However, you could argue that it's unfair to compare an active fund to an index that essentially just strips what it sees to be the worst ethical offenders out of the S&P 500 as a test for SRI as a whole. And supporters of ethical investing can point to the Friends Life Stewardship Fund.

This launched in June 1984 as the UK's first ethical fund and has done very well. From launch to the end of 2014 it returned 2,408%, around a third better than the UK largecap market over the same period.

More broadly, indices that select firms that actively try to be responsible have a reasonable record. For example, the KLD 400 (a US index of socially responsible firms) has returned 10.54% a year since it was created in May 1990, compared to 10.18% from the wider MSCI USA.

The MSCI World ESG has returned 3.88% a year since September 2007, versus 3.86% for the MSCI World. We'd argue that it's hard to invest truly ethically without getting deeply involved in your own stock-picking, as everyone has a different idea of what's ethical.

However, the data suggest it's possible to opt for SRI without crushing your returns. One low-cost ETF is the UBS MSCI World Socially Responsible UCITS ETF (LSE: UC44), with a total expense ratio of 0.38%.

Dr Matthew Partridge

Matthew graduated from the University of Durham in 2004; he then gained an MSc, followed by a PhD at the London School of Economics.
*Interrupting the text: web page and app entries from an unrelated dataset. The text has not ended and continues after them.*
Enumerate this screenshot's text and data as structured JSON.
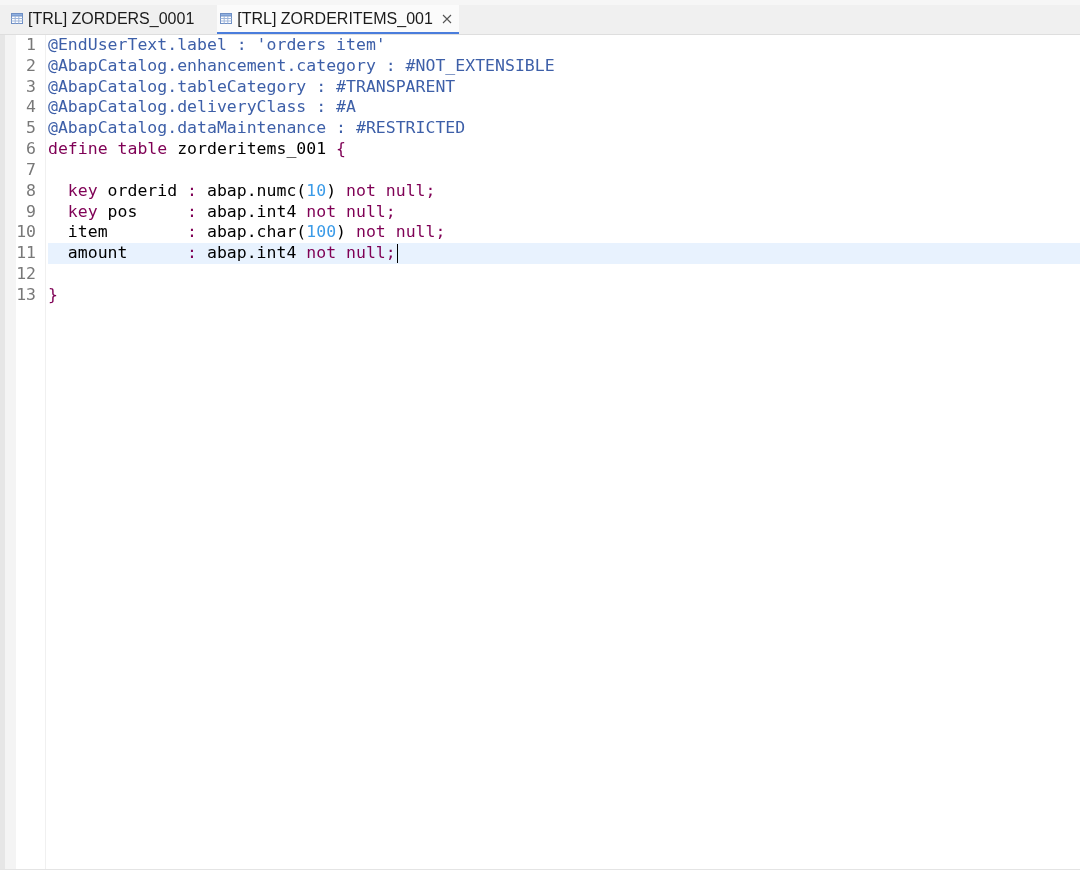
{
  "tabs": [
    {
      "label": "[TRL] ZORDERS_0001",
      "selected": false,
      "closable": false
    },
    {
      "label": "[TRL] ZORDERITEMS_001",
      "selected": true,
      "closable": true
    }
  ],
  "editor": {
    "lines": [
      {
        "number": "1",
        "current": false,
        "cursor": false,
        "tokens": [
          {
            "kind": "annotation",
            "text": "@EndUserText.label : 'orders item'"
          }
        ]
      },
      {
        "number": "2",
        "current": false,
        "cursor": false,
        "tokens": [
          {
            "kind": "annotation",
            "text": "@AbapCatalog.enhancement.category : #NOT_EXTENSIBLE"
          }
        ]
      },
      {
        "number": "3",
        "current": false,
        "cursor": false,
        "tokens": [
          {
            "kind": "annotation",
            "text": "@AbapCatalog.tableCategory : #TRANSPARENT"
          }
        ]
      },
      {
        "number": "4",
        "current": false,
        "cursor": false,
        "tokens": [
          {
            "kind": "annotation",
            "text": "@AbapCatalog.deliveryClass : #A"
          }
        ]
      },
      {
        "number": "5",
        "current": false,
        "cursor": false,
        "tokens": [
          {
            "kind": "annotation",
            "text": "@AbapCatalog.dataMaintenance : #RESTRICTED"
          }
        ]
      },
      {
        "number": "6",
        "current": false,
        "cursor": false,
        "tokens": [
          {
            "kind": "keyword",
            "text": "define table"
          },
          {
            "kind": "plain",
            "text": " zorderitems_001 "
          },
          {
            "kind": "keyword",
            "text": "{"
          }
        ]
      },
      {
        "number": "7",
        "current": false,
        "cursor": false
      },
      {
        "number": "8",
        "current": false,
        "cursor": false,
        "tokens": [
          {
            "kind": "keyword",
            "text": "  key"
          },
          {
            "kind": "plain",
            "text": " orderid "
          },
          {
            "kind": "keyword",
            "text": ":"
          },
          {
            "kind": "plain",
            "text": " abap.numc("
          },
          {
            "kind": "number",
            "text": "10"
          },
          {
            "kind": "plain",
            "text": ") "
          },
          {
            "kind": "keyword",
            "text": "not null;"
          }
        ]
      },
      {
        "number": "9",
        "current": false,
        "cursor": false,
        "tokens": [
          {
            "kind": "keyword",
            "text": "  key"
          },
          {
            "kind": "plain",
            "text": " pos     "
          },
          {
            "kind": "keyword",
            "text": ":"
          },
          {
            "kind": "plain",
            "text": " abap.int4 "
          },
          {
            "kind": "keyword",
            "text": "not null;"
          }
        ]
      },
      {
        "number": "10",
        "current": false,
        "cursor": false,
        "tokens": [
          {
            "kind": "plain",
            "text": "  item        "
          },
          {
            "kind": "keyword",
            "text": ":"
          },
          {
            "kind": "plain",
            "text": " abap.char("
          },
          {
            "kind": "number",
            "text": "100"
          },
          {
            "kind": "plain",
            "text": ") "
          },
          {
            "kind": "keyword",
            "text": "not null;"
          }
        ]
      },
      {
        "number": "11",
        "current": true,
        "cursor": true,
        "tokens": [
          {
            "kind": "plain",
            "text": "  amount      "
          },
          {
            "kind": "keyword",
            "text": ":"
          },
          {
            "kind": "plain",
            "text": " abap.int4 "
          },
          {
            "kind": "keyword",
            "text": "not null;"
          }
        ]
      },
      {
        "number": "12",
        "current": false,
        "cursor": false
      },
      {
        "number": "13",
        "current": false,
        "cursor": false,
        "tokens": [
          {
            "kind": "keyword",
            "text": "}"
          }
        ]
      }
    ]
  }
}
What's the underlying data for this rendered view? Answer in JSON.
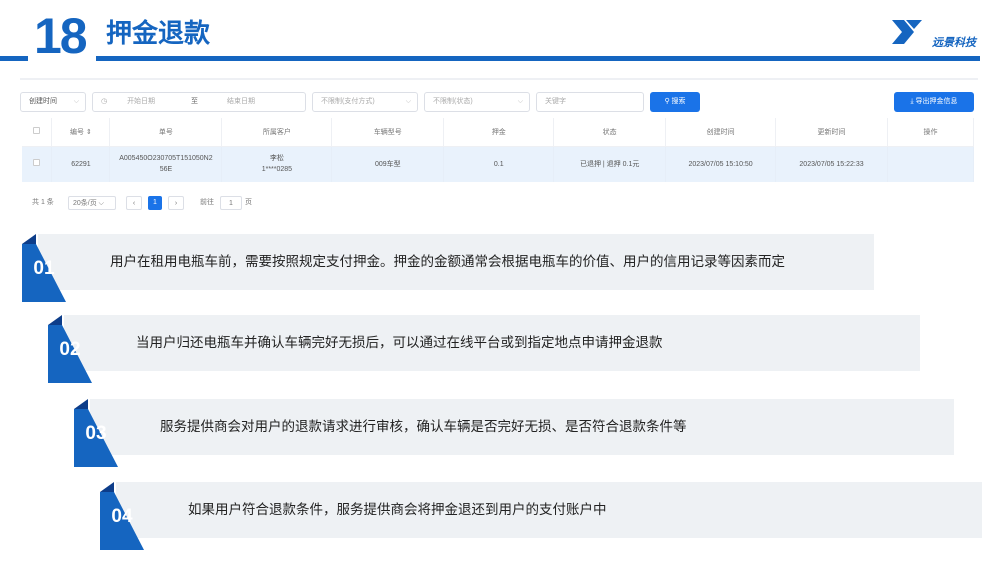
{
  "header": {
    "number": "18",
    "title": "押金退款",
    "logo_text": "远景科技"
  },
  "filters": {
    "type_select": "创建时间",
    "start_date": "开始日期",
    "separator": "至",
    "end_date": "结束日期",
    "pay_method": "不限制(支付方式)",
    "status": "不限制(状态)",
    "keyword": "关键字",
    "search_button": "搜索",
    "export_button": "导出押金信息"
  },
  "table": {
    "headers": [
      "编号",
      "单号",
      "所属客户",
      "车辆型号",
      "押金",
      "状态",
      "创建时间",
      "更新时间",
      "操作"
    ],
    "rows": [
      {
        "id": "62291",
        "order_line1": "A005450O230705T151050N2",
        "order_line2": "56E",
        "customer_name": "李松",
        "customer_phone": "1****0285",
        "model": "009车型",
        "deposit": "0.1",
        "status": "已退押 | 退押 0.1元",
        "created": "2023/07/05 15:10:50",
        "updated": "2023/07/05 15:22:33"
      }
    ]
  },
  "pagination": {
    "total": "共 1 条",
    "page_size": "20条/页",
    "current": "1",
    "goto_label": "前往",
    "goto_value": "1",
    "page_unit": "页"
  },
  "steps": [
    {
      "num": "01",
      "text": "用户在租用电瓶车前，需要按照规定支付押金。押金的金额通常会根据电瓶车的价值、用户的信用记录等因素而定"
    },
    {
      "num": "02",
      "text": "当用户归还电瓶车并确认车辆完好无损后，可以通过在线平台或到指定地点申请押金退款"
    },
    {
      "num": "03",
      "text": "服务提供商会对用户的退款请求进行审核，确认车辆是否完好无损、是否符合退款条件等"
    },
    {
      "num": "04",
      "text": "如果用户符合退款条件，服务提供商会将押金退还到用户的支付账户中"
    }
  ],
  "colors": {
    "accent": "#1565c0",
    "button": "#1a73e8",
    "row_highlight": "#e9f2fc",
    "step_bg": "#eef1f4"
  }
}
He has previously written for a wide range of publications, including the Guardian and the Economist, and also helped to run a newsletter on terrorism. He has spent time at Lehman Brothers, Citigroup and the consultancy Lombard Street Research.

Matthew is the author of Superinvestors: Lessons from the greatest investors in history, published by Harriman House, which has been translated into several languages. His second book, Investing Explained: The Accessible Guide to Building an Investment Portfolio, is published by Kogan Page.

As senior writer, he writes the shares and politics & economics pages, as well as weekly Blowing It and Great Frauds in History columns He also writes a fortnightly reviews page and trading tips, as well as regular cover stories and multi-page investment focus features.

Follow Matthew on Twitter: @DrMatthewPartri